Report: American Teens Lack Sleep

ByABC News
September 28, 2000, 1:59 PM

B O S T O N, Sept. 29 -- Pediatricians and politicians have issued a Wake-Up Call to Americas educators: Teenagers should start school later in the morning.

In a report issued Thursday, the National Sleep Foundation, a Washington, D.C.-based nonprofit organization dedicated to improving public understanding of sleep and sleep disorders, urges educators to adopt later start times for middle and high schools so teens can get more sleep in the morning.

They also recommend schools create a sleep-education curriculum to assist students in learning about the consequences of sleep deprivation and the importance of sleep to their overall health.

Kids Fade Fast During Day

Some evidence exists that teens who attend schools that open later get more sleep. In Minneapolis high schools where start times were changed from 7:15 a.m. to 8:40 a.m. students reported getting an extra hour of sleep each school day, say researchers from the Center for Applied Research and Educational Improvement at the University of Minnesota.

Teachers report students are more alert during the first two periods of the school schedule, say the Minneapolis researchers.

Dr. Mary Carskadon, director of the Chronobiology and Sleep Research Laboratory at Bradley Hospital in East Providence, R.I., an adolescent sleep expert and co-chair of the foundations sleep and teens task force, says pubescent changes in body chemistry make it difficult for teenagers to get to bed early. Combined with early school start times, those changes mean many teens go to school sleepy, she says.

Teenagers are getting way too little sleep, Carskadon says. They are being asked to get up at the wrong time. They are being asked to be in school when their brains are asleep.

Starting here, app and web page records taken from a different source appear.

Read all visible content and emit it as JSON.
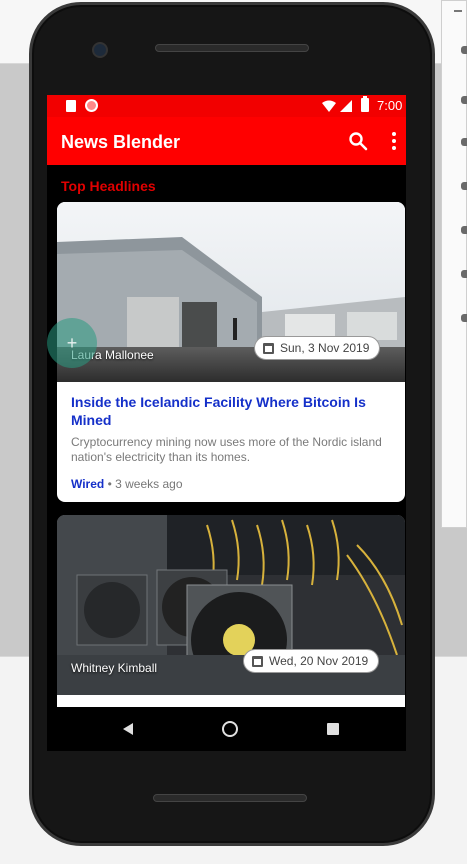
{
  "status_bar": {
    "time": "7:00"
  },
  "app_bar": {
    "title": "News Blender"
  },
  "section": {
    "title": "Top Headlines"
  },
  "articles": [
    {
      "author": "Laura Mallonee",
      "date": "Sun, 3 Nov 2019",
      "title": "Inside the Icelandic Facility Where Bitcoin Is Mined",
      "description": "Cryptocurrency mining now uses more of the Nordic island nation's electricity than its homes.",
      "source": "Wired",
      "age": "3 weeks ago",
      "separator": "•"
    },
    {
      "author": "Whitney Kimball",
      "date": "Wed, 20 Nov 2019"
    }
  ],
  "fab": {
    "label": "+"
  },
  "colors": {
    "primary": "#ff0000",
    "headline": "#1530c9",
    "section_title": "#e00000"
  }
}
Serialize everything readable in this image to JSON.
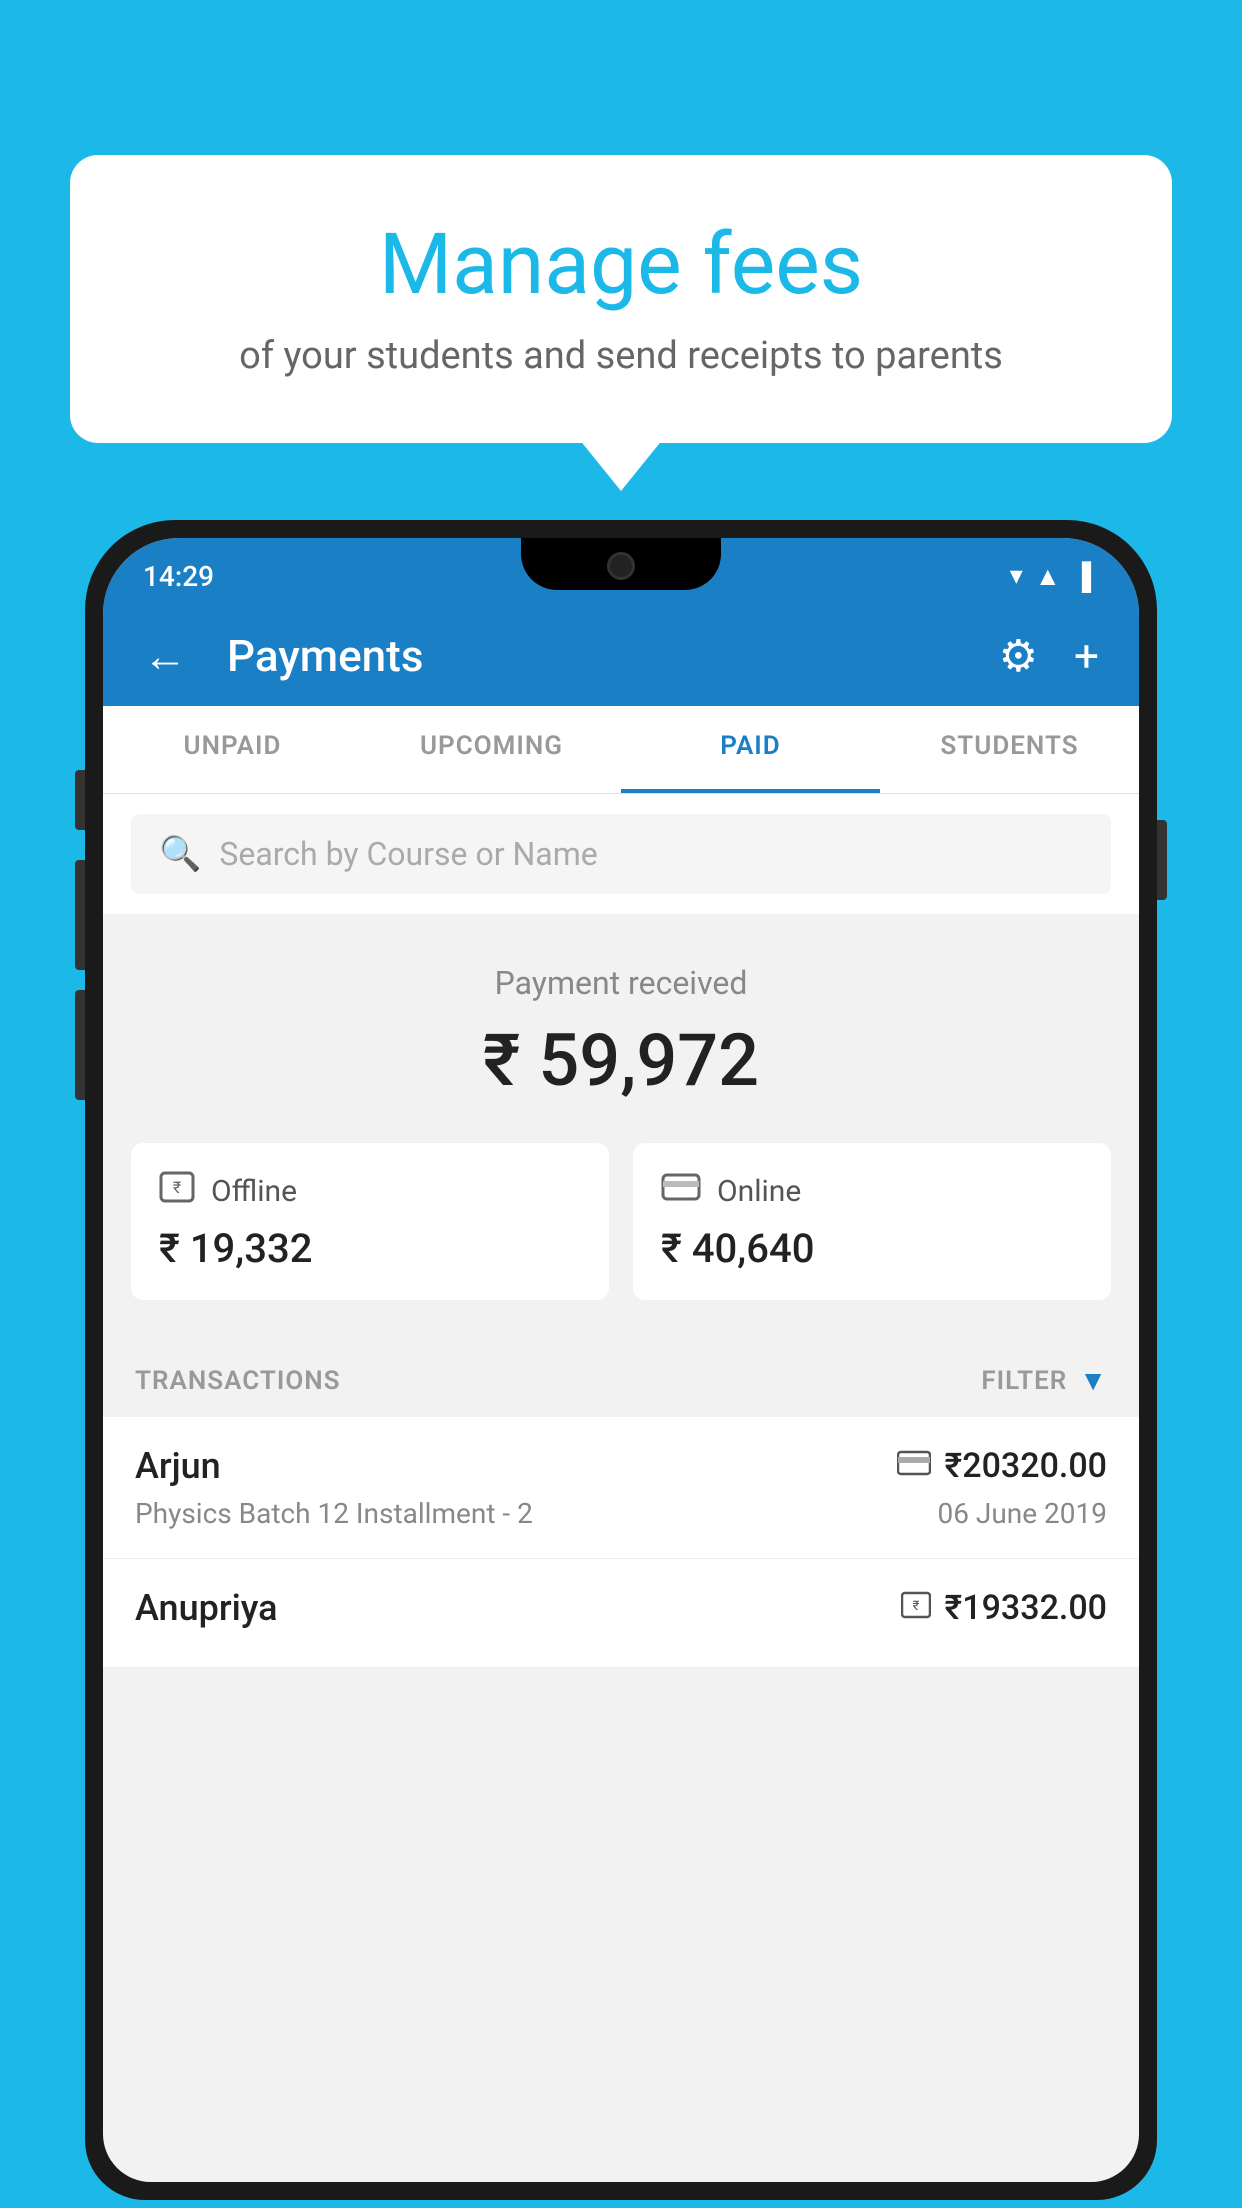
{
  "background_color": "#1BB8E8",
  "bubble": {
    "title": "Manage fees",
    "subtitle": "of your students and send receipts to parents"
  },
  "status_bar": {
    "time": "14:29",
    "icons": [
      "wifi",
      "signal",
      "battery"
    ]
  },
  "app_bar": {
    "title": "Payments",
    "back_label": "←",
    "gear_label": "⚙",
    "plus_label": "+"
  },
  "tabs": [
    {
      "label": "UNPAID",
      "active": false
    },
    {
      "label": "UPCOMING",
      "active": false
    },
    {
      "label": "PAID",
      "active": true
    },
    {
      "label": "STUDENTS",
      "active": false
    }
  ],
  "search": {
    "placeholder": "Search by Course or Name"
  },
  "payment_received": {
    "label": "Payment received",
    "amount": "₹ 59,972",
    "offline_label": "Offline",
    "offline_amount": "₹ 19,332",
    "online_label": "Online",
    "online_amount": "₹ 40,640"
  },
  "transactions": {
    "header": "TRANSACTIONS",
    "filter_label": "FILTER",
    "items": [
      {
        "name": "Arjun",
        "amount": "₹20320.00",
        "payment_type": "card",
        "description": "Physics Batch 12 Installment - 2",
        "date": "06 June 2019"
      },
      {
        "name": "Anupriya",
        "amount": "₹19332.00",
        "payment_type": "offline",
        "description": "",
        "date": ""
      }
    ]
  }
}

We dont give sleep much respect in this society. Teachers, parents, and schools need to make sleep more of a top priority.

Getting Enough Zs to Get As

In fact, sleep studies have shown that teenagers need between 8 ½ and about nine hours of sleep each night, according to the report. In reality, only 15 percent of teenagers sleep for 8 ½ hours or more during the school week and more than one-quarter of teenagers sleep less than seven hours.